  1. Angie says:

    The class I took on “hooks” was probably the most helpful and eye-opening I’ve ever taken. I was trying to tie everything up neatly and make the end of each chapter a logical stopping point 😛 I did some re-writing, but mostly I accomplished my objective by simply changing where I ended chapters. I had the hooks there, but I’d buried them!

    • Leslie Lynch says:

      Hi, Angie! I did the same thing – isn’t it amazing to see that the hooks were under our noses all the time? We just didn’t recognize it. And it’s such a satisfying skill to master, once we learn what to look for.

      Thanks for stopping by and sharing your expertise!

  2. Anne Faye says:

    This is very interesting! Thank you!

  3. Caroline says:

    Loved this, Leslie! Powerful yet simple!

    • Leslie Lynch says:

      Just to think, Caroline – I learned a lot of it from you! (Caroline is one of my critique partners, usually the one saying, “Not much of a hook there, Leslie”!)

      Glad you stopped by! Thank you for your kind words.

  4. Bro. Joshua says:

    Thanks. I’ll look some of that up in a few books. I’ll start applying it to my works. I’ve done it a few times, but wasn’t aware there was a name for this. It is certainly something that keeps me turning the pages when I should put the book down and get some speep.

    • Leslie Lynch says:

      We’ve all responded to hooks in the books of our favorite authors, but they do it so well that we aren’t aware of the technique. I’m glad this resonated for you, Bro. Joshua, because if you are anything like me, mastering this bit of craft will multiply those instances where you’ve used it instinctively – until you’ve written the book that keeps readers awake till all hours!

      Thank you for stopping by and responding!

  5. Donald E. DeFilippo says:

    Dear Leslie

    Your post on “writing hooks” is very informative. I’m an amateur writer and have used these “hooks” to the best of my abitity in my self published novel “The Revelation, Year 2027, it’s Coming” a novel of suspense, mystery and faith set in the year 2027.

    Can you imagine a supercomputer that was accidently programmed to find the last day of Earth? The priest in charge along with technicians think that it is an impossible joke. The priest knows that three events must take place: (1) Abnormal and unusual events occurring in outer space. (2) strong and frequent natural disasters on Earth, (3) certain individuals having insights,religious revelations or dreams.

    Having secret information, the priest is alarmed as all three events start to accur. Yes, the supercomputer does come up with the date.
    Should the priest let the world know?, or keep it to himself! This suspenseful process effects all the characters in the book in different ways.
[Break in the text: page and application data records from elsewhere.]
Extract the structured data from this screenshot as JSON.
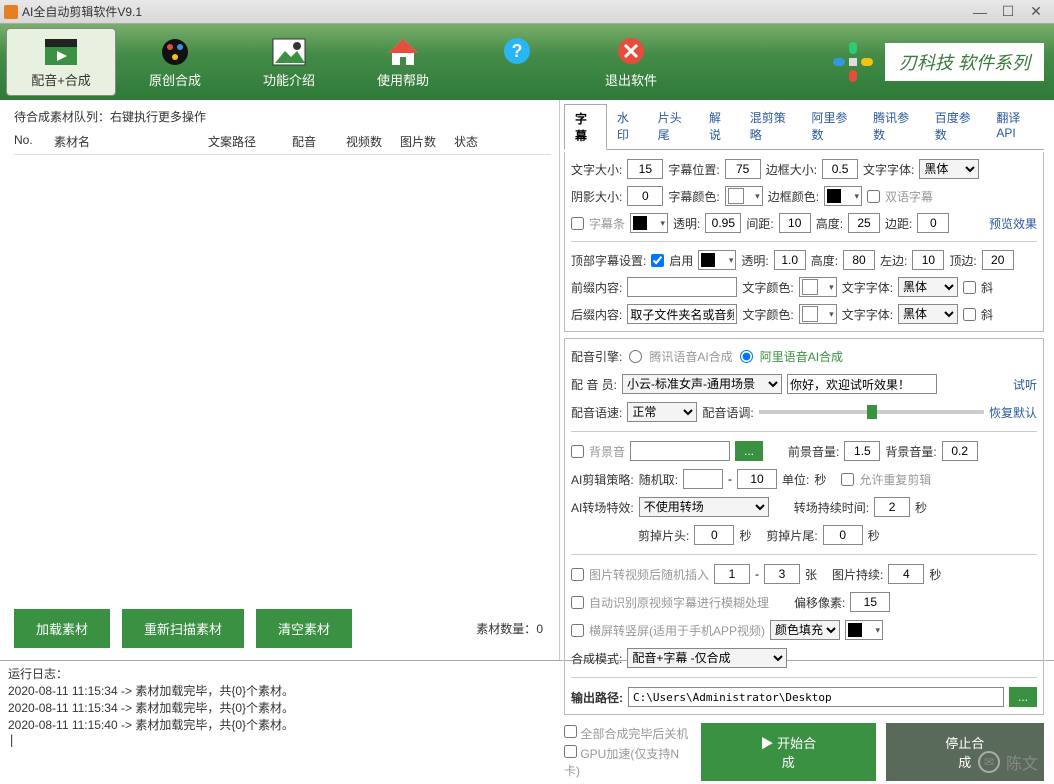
{
  "window": {
    "title": "AI全自动剪辑软件V9.1"
  },
  "toolbar": {
    "btn1": "配音+合成",
    "btn2": "原创合成",
    "btn3": "功能介绍",
    "btn4": "使用帮助",
    "btn5": "退出软件",
    "brand": "刃科技 软件系列"
  },
  "left": {
    "header": "待合成素材队列：右键执行更多操作",
    "cols": {
      "no": "No.",
      "name": "素材名",
      "path": "文案路径",
      "voice": "配音",
      "vidcount": "视频数",
      "imgcount": "图片数",
      "status": "状态"
    },
    "load": "加载素材",
    "rescan": "重新扫描素材",
    "clear": "清空素材",
    "countLabel": "素材数量：",
    "countVal": "0"
  },
  "tabs": {
    "t1": "字幕",
    "t2": "水印",
    "t3": "片头尾",
    "t4": "解说",
    "t5": "混剪策略",
    "t6": "阿里参数",
    "t7": "腾讯参数",
    "t8": "百度参数",
    "t9": "翻译API"
  },
  "sub": {
    "fontSizeL": "文字大小:",
    "fontSize": "15",
    "posL": "字幕位置:",
    "pos": "75",
    "borderL": "边框大小:",
    "border": "0.5",
    "fontL": "文字字体:",
    "font": "黑体",
    "shadowL": "阴影大小:",
    "shadow": "0",
    "colorL": "字幕颜色:",
    "borderColorL": "边框颜色:",
    "bilingual": "双语字幕",
    "bgbar": "字幕条",
    "opacityL": "透明:",
    "opacity": "0.95",
    "gapL": "间距:",
    "gap": "10",
    "heightL": "高度:",
    "height": "25",
    "marginL": "边距:",
    "margin": "0",
    "preview": "预览效果",
    "topL": "顶部字幕设置:",
    "enable": "启用",
    "topOpacity": "1.0",
    "topHeight": "80",
    "topLeft": "10",
    "topTop": "20",
    "topLeftL": "左边:",
    "topTopL": "顶边:",
    "prefixL": "前缀内容:",
    "textColorL": "文字颜色:",
    "textFontL": "文字字体:",
    "italic": "斜",
    "suffixL": "后缀内容:",
    "suffix": "取子文件夹名或音频"
  },
  "voice": {
    "engineL": "配音引擎:",
    "tencent": "腾讯语音AI合成",
    "ali": "阿里语音AI合成",
    "actorL": "配 音 员:",
    "actor": "小云-标准女声-通用场景",
    "sample": "你好，欢迎试听效果！",
    "test": "试听",
    "speedL": "配音语速:",
    "speed": "正常",
    "pitchL": "配音语调:",
    "reset": "恢复默认",
    "bgm": "背景音",
    "fgVolL": "前景音量:",
    "fgVol": "1.5",
    "bgVolL": "背景音量:",
    "bgVol": "0.2",
    "stratL": "AI剪辑策略:",
    "strat": "随机取:",
    "stratTo": "10",
    "unitL": "单位:",
    "unit": "秒",
    "dup": "允许重复剪辑",
    "transL": "AI转场特效:",
    "trans": "不使用转场",
    "transDurL": "转场持续时间:",
    "transDur": "2",
    "sec": "秒",
    "cutHeadL": "剪掉片头:",
    "cutHead": "0",
    "cutTailL": "剪掉片尾:",
    "cutTail": "0",
    "imgInsert": "图片转视频后随机插入",
    "imgFrom": "1",
    "imgTo": "3",
    "zhang": "张",
    "imgDurL": "图片持续:",
    "imgDur": "4",
    "autoBlur": "自动识别原视频字幕进行模糊处理",
    "offsetL": "偏移像素:",
    "offset": "15",
    "rotate": "横屏转竖屏(适用于手机APP视频)",
    "fill": "颜色填充",
    "modeL": "合成模式:",
    "mode": "配音+字幕 -仅合成",
    "outL": "输出路径:",
    "out": "C:\\Users\\Administrator\\Desktop",
    "shutdown": "全部合成完毕后关机",
    "gpu": "GPU加速(仅支持N卡)",
    "start": "开始合成",
    "stop": "停止合成"
  },
  "log": {
    "title": "运行日志：",
    "l1": "2020-08-11 11:15:34 -> 素材加载完毕，共{0}个素材。",
    "l2": "2020-08-11 11:15:34 -> 素材加载完毕，共{0}个素材。",
    "l3": "2020-08-11 11:15:40 -> 素材加载完毕，共{0}个素材。"
  },
  "wm": "陈文"
}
    Friends of mine encourage me to find a literary agent in the Hollywood area to promote this book to a movie studio for a generious fee. Do you know of someone in the Catholic Writers Guild! Thanks for your help, God Bless You.

    • Leslie Lynch says:

      Hi, Donald,
      Glad the blog on hooks resonated with you! You are lucky indeed to be ahead of the class in that regard. In terms of finding agents, you can check with the CWG forums; I am not personally acquainted with anyone, but that doesn’t mean anything. Beyond that, get a copy of the current Writers’ Digest Guide to Agents and Editors – and then query. Good luck!